:: EXERCISE PROMPT ::
Here is a listing. Set it down again exactly.

:: DATA FOR THIS TASK ::
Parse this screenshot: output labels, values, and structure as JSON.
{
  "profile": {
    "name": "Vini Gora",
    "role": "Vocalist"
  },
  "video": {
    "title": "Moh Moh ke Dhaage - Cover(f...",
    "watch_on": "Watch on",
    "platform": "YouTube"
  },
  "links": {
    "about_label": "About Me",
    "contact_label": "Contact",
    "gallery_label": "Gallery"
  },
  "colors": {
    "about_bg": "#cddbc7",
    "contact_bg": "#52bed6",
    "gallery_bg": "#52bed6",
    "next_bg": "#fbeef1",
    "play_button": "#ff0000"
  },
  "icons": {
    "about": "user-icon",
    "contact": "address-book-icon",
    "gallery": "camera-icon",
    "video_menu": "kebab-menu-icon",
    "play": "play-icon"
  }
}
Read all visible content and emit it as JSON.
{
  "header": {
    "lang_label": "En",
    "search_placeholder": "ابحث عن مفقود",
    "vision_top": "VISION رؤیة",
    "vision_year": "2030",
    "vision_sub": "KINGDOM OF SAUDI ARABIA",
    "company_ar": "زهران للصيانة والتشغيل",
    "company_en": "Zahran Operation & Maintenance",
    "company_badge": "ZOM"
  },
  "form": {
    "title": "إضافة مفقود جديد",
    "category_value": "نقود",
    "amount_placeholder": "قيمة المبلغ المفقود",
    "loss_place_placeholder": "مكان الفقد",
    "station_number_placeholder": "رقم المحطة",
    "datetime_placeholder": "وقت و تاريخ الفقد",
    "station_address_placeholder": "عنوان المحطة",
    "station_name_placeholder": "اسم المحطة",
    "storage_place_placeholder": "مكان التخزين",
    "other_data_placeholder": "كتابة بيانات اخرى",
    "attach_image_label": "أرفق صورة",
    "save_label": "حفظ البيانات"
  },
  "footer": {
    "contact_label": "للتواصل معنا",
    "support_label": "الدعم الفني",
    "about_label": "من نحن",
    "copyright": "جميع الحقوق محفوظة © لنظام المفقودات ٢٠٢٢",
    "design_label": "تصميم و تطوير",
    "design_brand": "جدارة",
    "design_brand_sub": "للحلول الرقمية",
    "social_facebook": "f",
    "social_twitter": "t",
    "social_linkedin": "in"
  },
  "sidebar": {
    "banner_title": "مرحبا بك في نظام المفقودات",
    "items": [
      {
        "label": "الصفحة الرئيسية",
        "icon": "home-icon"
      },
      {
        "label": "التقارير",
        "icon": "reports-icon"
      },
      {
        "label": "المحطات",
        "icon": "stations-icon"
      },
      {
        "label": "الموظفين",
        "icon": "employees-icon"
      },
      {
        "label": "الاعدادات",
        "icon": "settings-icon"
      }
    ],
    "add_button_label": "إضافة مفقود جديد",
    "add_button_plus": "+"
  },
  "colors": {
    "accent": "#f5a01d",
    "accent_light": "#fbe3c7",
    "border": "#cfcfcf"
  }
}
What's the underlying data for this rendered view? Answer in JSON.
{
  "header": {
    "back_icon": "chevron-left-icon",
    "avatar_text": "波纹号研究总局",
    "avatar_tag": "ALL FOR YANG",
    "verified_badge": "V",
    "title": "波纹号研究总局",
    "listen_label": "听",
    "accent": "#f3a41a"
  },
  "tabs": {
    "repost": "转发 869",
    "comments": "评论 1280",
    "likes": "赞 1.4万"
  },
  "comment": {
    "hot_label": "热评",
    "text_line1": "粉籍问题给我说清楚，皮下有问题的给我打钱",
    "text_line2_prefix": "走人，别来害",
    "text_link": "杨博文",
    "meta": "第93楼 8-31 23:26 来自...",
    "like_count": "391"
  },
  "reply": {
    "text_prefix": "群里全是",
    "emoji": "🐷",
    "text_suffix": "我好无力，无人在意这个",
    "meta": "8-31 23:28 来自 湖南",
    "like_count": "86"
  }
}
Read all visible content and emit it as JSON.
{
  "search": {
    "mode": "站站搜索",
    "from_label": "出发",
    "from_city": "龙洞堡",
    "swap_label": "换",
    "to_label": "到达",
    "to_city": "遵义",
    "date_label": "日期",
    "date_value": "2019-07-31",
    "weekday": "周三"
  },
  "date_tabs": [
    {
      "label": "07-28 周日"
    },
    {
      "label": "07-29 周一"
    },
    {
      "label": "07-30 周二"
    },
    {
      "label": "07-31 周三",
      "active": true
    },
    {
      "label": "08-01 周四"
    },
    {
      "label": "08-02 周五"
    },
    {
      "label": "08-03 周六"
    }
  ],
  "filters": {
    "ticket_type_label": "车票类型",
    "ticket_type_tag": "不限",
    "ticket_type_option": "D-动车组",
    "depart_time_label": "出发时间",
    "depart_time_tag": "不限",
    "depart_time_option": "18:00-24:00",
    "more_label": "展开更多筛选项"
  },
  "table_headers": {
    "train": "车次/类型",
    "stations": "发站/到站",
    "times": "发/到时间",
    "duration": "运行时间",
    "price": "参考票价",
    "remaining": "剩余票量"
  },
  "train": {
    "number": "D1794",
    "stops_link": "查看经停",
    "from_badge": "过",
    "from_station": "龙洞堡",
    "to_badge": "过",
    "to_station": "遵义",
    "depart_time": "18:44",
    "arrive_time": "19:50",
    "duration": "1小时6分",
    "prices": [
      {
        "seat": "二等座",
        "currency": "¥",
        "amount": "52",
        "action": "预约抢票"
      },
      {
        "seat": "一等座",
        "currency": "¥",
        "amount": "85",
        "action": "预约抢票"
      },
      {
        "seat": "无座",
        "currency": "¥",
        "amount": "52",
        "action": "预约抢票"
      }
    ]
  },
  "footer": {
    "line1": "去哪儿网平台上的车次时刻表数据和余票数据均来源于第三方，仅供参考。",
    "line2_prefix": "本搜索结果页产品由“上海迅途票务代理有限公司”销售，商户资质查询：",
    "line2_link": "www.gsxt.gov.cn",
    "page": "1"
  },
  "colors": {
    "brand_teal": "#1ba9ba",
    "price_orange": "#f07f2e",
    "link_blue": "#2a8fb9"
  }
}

:: TASK SOLUTION ::
Parse this screenshot: output labels, values, and structure as JSON.
{
  "profile": {
    "name": "Vini Gora",
    "role": "Vocalist"
  },
  "video": {
    "title": "Moh Moh ke Dhaage - Cover(f...",
    "watch_on": "Watch on",
    "platform": "YouTube"
  },
  "links": {
    "about_label": "About Me",
    "contact_label": "Contact",
    "gallery_label": "Gallery"
  },
  "colors": {
    "about_bg": "#cddbc7",
    "contact_bg": "#52bed6",
    "gallery_bg": "#52bed6",
    "next_bg": "#fbeef1",
    "play_button": "#ff0000"
  },
  "icons": {
    "about": "user-icon",
    "contact": "address-book-icon",
    "gallery": "camera-icon",
    "video_menu": "kebab-menu-icon",
    "play": "play-icon"
  }
}
Read all visible content and emit it as JSON.
{
  "header": {
    "lang_label": "En",
    "search_placeholder": "ابحث عن مفقود",
    "vision_top": "VISION رؤیة",
    "vision_year": "2030",
    "vision_sub": "KINGDOM OF SAUDI ARABIA",
    "company_ar": "زهران للصيانة والتشغيل",
    "company_en": "Zahran Operation & Maintenance",
    "company_badge": "ZOM"
  },
  "form": {
    "title": "إضافة مفقود جديد",
    "category_value": "نقود",
    "amount_placeholder": "قيمة المبلغ المفقود",
    "loss_place_placeholder": "مكان الفقد",
    "station_number_placeholder": "رقم المحطة",
    "datetime_placeholder": "وقت و تاريخ الفقد",
    "station_address_placeholder": "عنوان المحطة",
    "station_name_placeholder": "اسم المحطة",
    "storage_place_placeholder": "مكان التخزين",
    "other_data_placeholder": "كتابة بيانات اخرى",
    "attach_image_label": "أرفق صورة",
    "save_label": "حفظ البيانات"
  },
  "footer": {
    "contact_label": "للتواصل معنا",
    "support_label": "الدعم الفني",
    "about_label": "من نحن",
    "copyright": "جميع الحقوق محفوظة © لنظام المفقودات ٢٠٢٢",
    "design_label": "تصميم و تطوير",
    "design_brand": "جدارة",
    "design_brand_sub": "للحلول الرقمية",
    "social_facebook": "f",
    "social_twitter": "t",
    "social_linkedin": "in"
  },
  "sidebar": {
    "banner_title": "مرحبا بك في نظام المفقودات",
    "items": [
      {
        "label": "الصفحة الرئيسية",
        "icon": "home-icon"
      },
      {
        "label": "التقارير",
        "icon": "reports-icon"
      },
      {
        "label": "المحطات",
        "icon": "stations-icon"
      },
      {
        "label": "الموظفين",
        "icon": "employees-icon"
      },
      {
        "label": "الاعدادات",
        "icon": "settings-icon"
      }
    ],
    "add_button_label": "إضافة مفقود جديد",
    "add_button_plus": "+"
  },
  "colors": {
    "accent": "#f5a01d",
    "accent_light": "#fbe3c7",
    "border": "#cfcfcf"
  }
}
What's the underlying data for this rendered view? Answer in JSON.
{
  "header": {
    "back_icon": "chevron-left-icon",
    "avatar_text": "波纹号研究总局",
    "avatar_tag": "ALL FOR YANG",
    "verified_badge": "V",
    "title": "波纹号研究总局",
    "listen_label": "听",
    "accent": "#f3a41a"
  },
  "tabs": {
    "repost": "转发 869",
    "comments": "评论 1280",
    "likes": "赞 1.4万"
  },
  "comment": {
    "hot_label": "热评",
    "text_line1": "粉籍问题给我说清楚，皮下有问题的给我打钱",
    "text_line2_prefix": "走人，别来害",
    "text_link": "杨博文",
    "meta": "第93楼 8-31 23:26 来自...",
    "like_count": "391"
  },
  "reply": {
    "text_prefix": "群里全是",
    "emoji": "🐷",
    "text_suffix": "我好无力，无人在意这个",
    "meta": "8-31 23:28 来自 湖南",
    "like_count": "86"
  }
}
Read all visible content and emit it as JSON.
{
  "search": {
    "mode": "站站搜索",
    "from_label": "出发",
    "from_city": "龙洞堡",
    "swap_label": "换",
    "to_label": "到达",
    "to_city": "遵义",
    "date_label": "日期",
    "date_value": "2019-07-31",
    "weekday": "周三"
  },
  "date_tabs": [
    {
      "label": "07-28 周日"
    },
    {
      "label": "07-29 周一"
    },
    {
      "label": "07-30 周二"
    },
    {
      "label": "07-31 周三",
      "active": true
    },
    {
      "label": "08-01 周四"
    },
    {
      "label": "08-02 周五"
    },
    {
      "label": "08-03 周六"
    }
  ],
  "filters": {
    "ticket_type_label": "车票类型",
    "ticket_type_tag": "不限",
    "ticket_type_option": "D-动车组",
    "depart_time_label": "出发时间",
    "depart_time_tag": "不限",
    "depart_time_option": "18:00-24:00",
    "more_label": "展开更多筛选项"
  },
  "table_headers": {
    "train": "车次/类型",
    "stations": "发站/到站",
    "times": "发/到时间",
    "duration": "运行时间",
    "price": "参考票价",
    "remaining": "剩余票量"
  },
  "train": {
    "number": "D1794",
    "stops_link": "查看经停",
    "from_badge": "过",
    "from_station": "龙洞堡",
    "to_badge": "过",
    "to_station": "遵义",
    "depart_time": "18:44",
    "arrive_time": "19:50",
    "duration": "1小时6分",
    "prices": [
      {
        "seat": "二等座",
        "currency": "¥",
        "amount": "52",
        "action": "预约抢票"
      },
      {
        "seat": "一等座",
        "currency": "¥",
        "amount": "85",
        "action": "预约抢票"
      },
      {
        "seat": "无座",
        "currency": "¥",
        "amount": "52",
        "action": "预约抢票"
      }
    ]
  },
  "footer": {
    "line1": "去哪儿网平台上的车次时刻表数据和余票数据均来源于第三方，仅供参考。",
    "line2_prefix": "本搜索结果页产品由“上海迅途票务代理有限公司”销售，商户资质查询：",
    "line2_link": "www.gsxt.gov.cn",
    "page": "1"
  },
  "colors": {
    "brand_teal": "#1ba9ba",
    "price_orange": "#f07f2e",
    "link_blue": "#2a8fb9"
  }
}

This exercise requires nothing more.